Utkuhiksalik,[1][pronunciation?] Utkuhikhalik,[2] Utkuhikhaliq,[3] Utkuhiksalingmiutitut,[4][5] Utkuhiksalingmiutut,[4] Utkuhiksalingmiut Inuktitut,[5] Utku,[6] Gjoa Haven dialect[7] is a sub-dialect of Natsilingmiutut (Nattiliŋmiut) dialect of Inuvialuktun (Western Canadian Inuit or Inuktitut) language once spoken in the Utkuhiksalik (Uᑦᑯᓯᒃᓴᓕᒃ Chantrey Inlet) area of Nunavut, and now spoken mainly by elders in Uqsuqtuuq (or Uqšuqtuuq ᐅᖅᓱᖅᑑᖅ Gjoa Haven) and Qamani'tuaq (ᖃᒪᓂ‛ᑐᐊᖅ Baker Lake) on mainland Canada. It is generally written in Inuktitut syllabics.

The traditional territory of the Utkuhiksalingmiut[8] / Utkuhikhalingmiut[9] / Ukkusiksalingmiut[9] / Utkusiksalinmiut[10] / Ukkuhikhalinmiut[10] (meaning "the people of the place where there is soapstone"[8] or "people who have cooking pots"[10]) people lay between Chantrey Inlet and Franklin Lake. They made their pots (utkuhik ~ utkusik) from soapstone of the area, therefore their name.

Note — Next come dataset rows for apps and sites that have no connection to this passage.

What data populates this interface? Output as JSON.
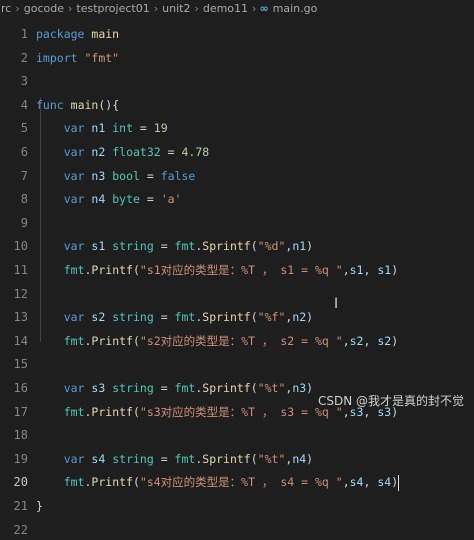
{
  "breadcrumb": {
    "items": [
      "rc",
      "gocode",
      "testproject01",
      "unit2",
      "demo11"
    ],
    "file_icon": "go-file-icon",
    "file_icon_text": "∞",
    "file": "main.go",
    "separator": "›"
  },
  "editor": {
    "line_numbers": [
      "1",
      "2",
      "3",
      "4",
      "5",
      "6",
      "7",
      "8",
      "9",
      "10",
      "11",
      "12",
      "13",
      "14",
      "15",
      "16",
      "17",
      "18",
      "19",
      "20",
      "21",
      "22"
    ],
    "active_line": "20",
    "code_lines": [
      "package main",
      "import \"fmt\"",
      "",
      "func main(){",
      "    var n1 int = 19",
      "    var n2 float32 = 4.78",
      "    var n3 bool = false",
      "    var n4 byte = 'a'",
      "",
      "    var s1 string = fmt.Sprintf(\"%d\",n1)",
      "    fmt.Printf(\"s1对应的类型是：%T ， s1 = %q \",s1, s1)",
      "",
      "    var s2 string = fmt.Sprintf(\"%f\",n2)",
      "    fmt.Printf(\"s2对应的类型是：%T ， s2 = %q \",s2, s2)",
      "",
      "    var s3 string = fmt.Sprintf(\"%t\",n3)",
      "    fmt.Printf(\"s3对应的类型是：%T ， s3 = %q \",s3, s3)",
      "",
      "    var s4 string = fmt.Sprintf(\"%t\",n4)",
      "    fmt.Printf(\"s4对应的类型是：%T ， s4 = %q \",s4, s4)",
      "}",
      ""
    ]
  },
  "watermark": "CSDN @我才是真的封不觉",
  "colors": {
    "background": "#1e1e1e",
    "keyword": "#569cd6",
    "function": "#dcdcaa",
    "string": "#ce9178",
    "number": "#b5cea8",
    "variable": "#9cdcfe",
    "type": "#4ec9b0"
  }
}
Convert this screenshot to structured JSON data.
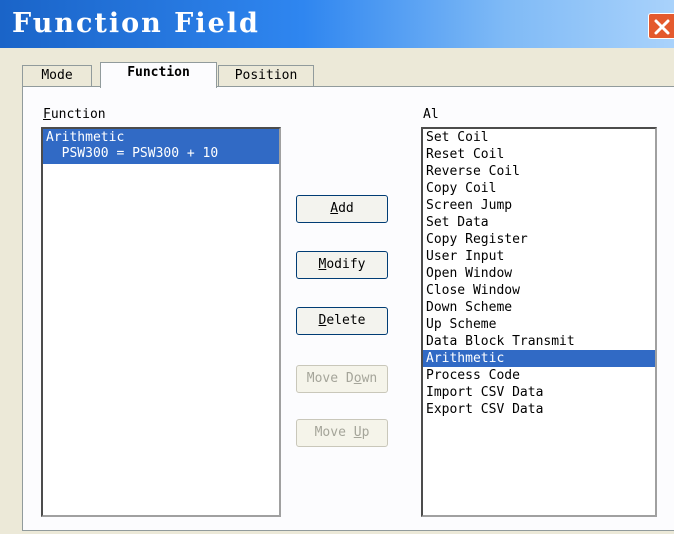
{
  "window": {
    "title": "Function Field"
  },
  "tabs": [
    {
      "label": "Mode"
    },
    {
      "label": "Function",
      "selected": true
    },
    {
      "label": "Position"
    }
  ],
  "function_panel": {
    "label_first": "F",
    "label_rest": "unction",
    "items": [
      {
        "lines": [
          "Arithmetic",
          "  PSW300 = PSW300 + 10"
        ],
        "selected": true
      }
    ]
  },
  "all_panel": {
    "label": "Al",
    "items": [
      "Set Coil",
      "Reset Coil",
      "Reverse Coil",
      "Copy Coil",
      "Screen Jump",
      "Set Data",
      "Copy Register",
      "User Input",
      "Open Window",
      "Close Window",
      "Down Scheme",
      "Up Scheme",
      "Data Block Transmit",
      "Arithmetic",
      "Process Code",
      "Import CSV Data",
      "Export CSV Data"
    ],
    "selected_index": 13
  },
  "buttons": {
    "add": {
      "pre": "",
      "u": "A",
      "post": "dd",
      "enabled": true
    },
    "modify": {
      "pre": "",
      "u": "M",
      "post": "odify",
      "enabled": true
    },
    "delete": {
      "pre": "",
      "u": "D",
      "post": "elete",
      "enabled": true
    },
    "move_down": {
      "pre": "Move D",
      "u": "o",
      "post": "wn",
      "enabled": false
    },
    "move_up": {
      "pre": "Move ",
      "u": "U",
      "post": "p",
      "enabled": false
    }
  },
  "colors": {
    "selection": "#316ac5",
    "title_bar": "#2f86f0",
    "close_button": "#e45a2e"
  },
  "icons": {
    "close": "close-icon"
  }
}
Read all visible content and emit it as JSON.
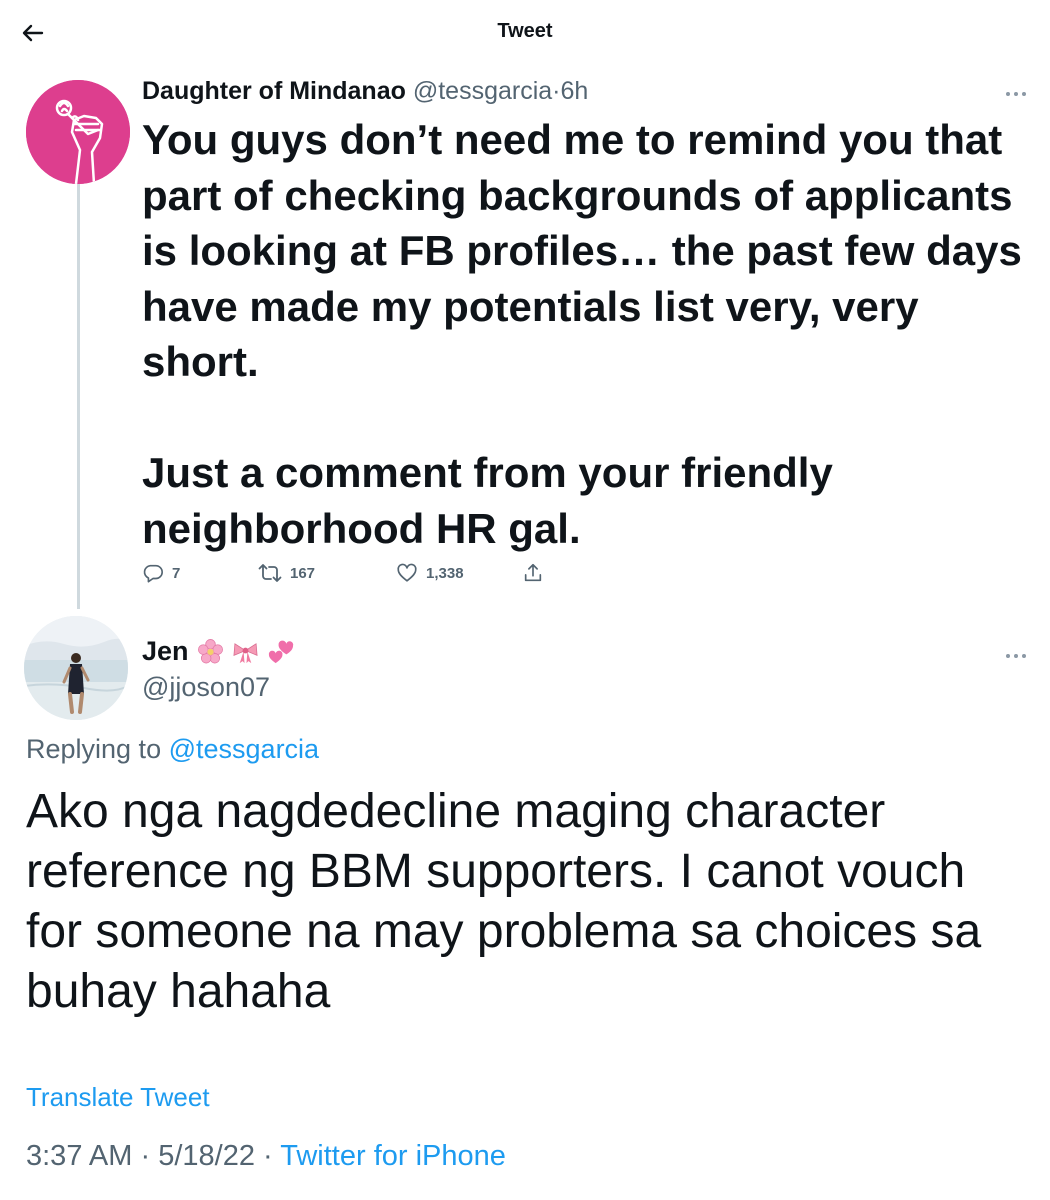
{
  "header": {
    "title": "Tweet",
    "back_icon": "arrow-left-icon"
  },
  "parent_tweet": {
    "display_name": "Daughter of Mindanao",
    "handle": "@tessgarcia",
    "separator": "·",
    "time": "6h",
    "avatar_icon": "raised-fist-with-rose-icon",
    "avatar_color": "#dd3e8e",
    "text": "You guys don’t need me to remind you that part of checking backgrounds of applicants is looking at FB profiles… the past few days have made my potentials list very, very short.\n\nJust a comment from your friendly neighborhood HR gal.",
    "replies_count": "7",
    "retweets_count": "167",
    "likes_count": "1,338"
  },
  "reply_tweet": {
    "display_name": "Jen",
    "emojis": [
      "cherry-blossom-emoji",
      "ribbon-emoji",
      "two-hearts-emoji"
    ],
    "handle": "@jjoson07",
    "replying_prefix": "Replying to",
    "replying_handle": "@tessgarcia",
    "text": "Ako nga nagdedecline maging character reference ng BBM supporters. I canot vouch for someone na may problema sa choices sa buhay hahaha",
    "translate_label": "Translate Tweet",
    "time": "3:37 AM",
    "sep1": "·",
    "date": "5/18/22",
    "sep2": "·",
    "source": "Twitter for iPhone"
  },
  "colors": {
    "text_primary": "#0f1419",
    "text_secondary": "#536471",
    "link": "#1d9bf0",
    "thread_line": "#cfd9de"
  }
}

Utkuhiksalik has been analysed as a subdialect of Natsilik within the Western Canadian Inuktun (Inuvialuktun) dialect continuum. While Utkuhiksalik has much in common with the other Natsilik subdialects, the Utkuhiksalingmiut and the Natsilingmiut were historically distinct groups. Today there are still lexical and phonological differences between Utkuhiksalik and Natsilik.[8]

Comparison[edit]

Utkuhiksalik closely related to Natsilik. The comparison of some words in the two sub-dialects:[1]

  • Utkuhiksalik ařgaq 'hand' (Natsilik proper ažgak)
  • Utkuhiksalik aqiřgiq 'ptarmigan' (Natsilik proper aqigžeq)
  • Utkuhiksalik ipřit 'you' (Natsilik proper ižvit)

See also[edit]

References[edit]

  1. ^ a b Carrie J. Dyck et Jean L. Briggs , "Historical antecedents of /h/, /s/, /j/ and /ř/ in Utkuhiksalik (Inuktitut)", Études/Inuit/Studies, vol. 29, n° 1-2, 2005, p. 307-340.
  2. ^ "Iñuvialuktun/Inuvialuktun/Inuinnaqtun". languagegeek.com. Retrieved 2011-03-17. 
  3. ^ Dorais, L.-J. (1990), Inuit uqausiqatigiit. Inuit languages and dialects. Arctic College: Iqaluit.
  4. ^ a b Briggs, J. L. (1970), Never in anger. Portrait of an Eskimo family. Harvard University Press.
  5. ^ a b Utkuhiksalingmiut Inuktitut Dictionary Project ᑐᑭᕐᑲᖅᑐᑦ ᐅᑦᑯᓯᒃᓴᓕᖕᒥᐅᑦ ᐅᕐᑲᐅᓯᖕᒋᑦ
  6. ^ Spreng, Bettina (2012). "Viewpoint Aspect in Inuktitut: The Syntax and Semantics of Antipassives". languagegeek.com. Retrieved 2012-12-08. ,
  7. ^ http://multitree.org/codes/ikt-gjo.html
  8. ^ a b c Carrie J. Dyck and Jean L. Briggs, Historical developments in Utkuhiksalik phonology
  9. ^ a b Encyclopedia of the Arctic, edited by Mark Nuttall, 2005
  10. ^ a b c www.museevirtuel.ca

External links[edit]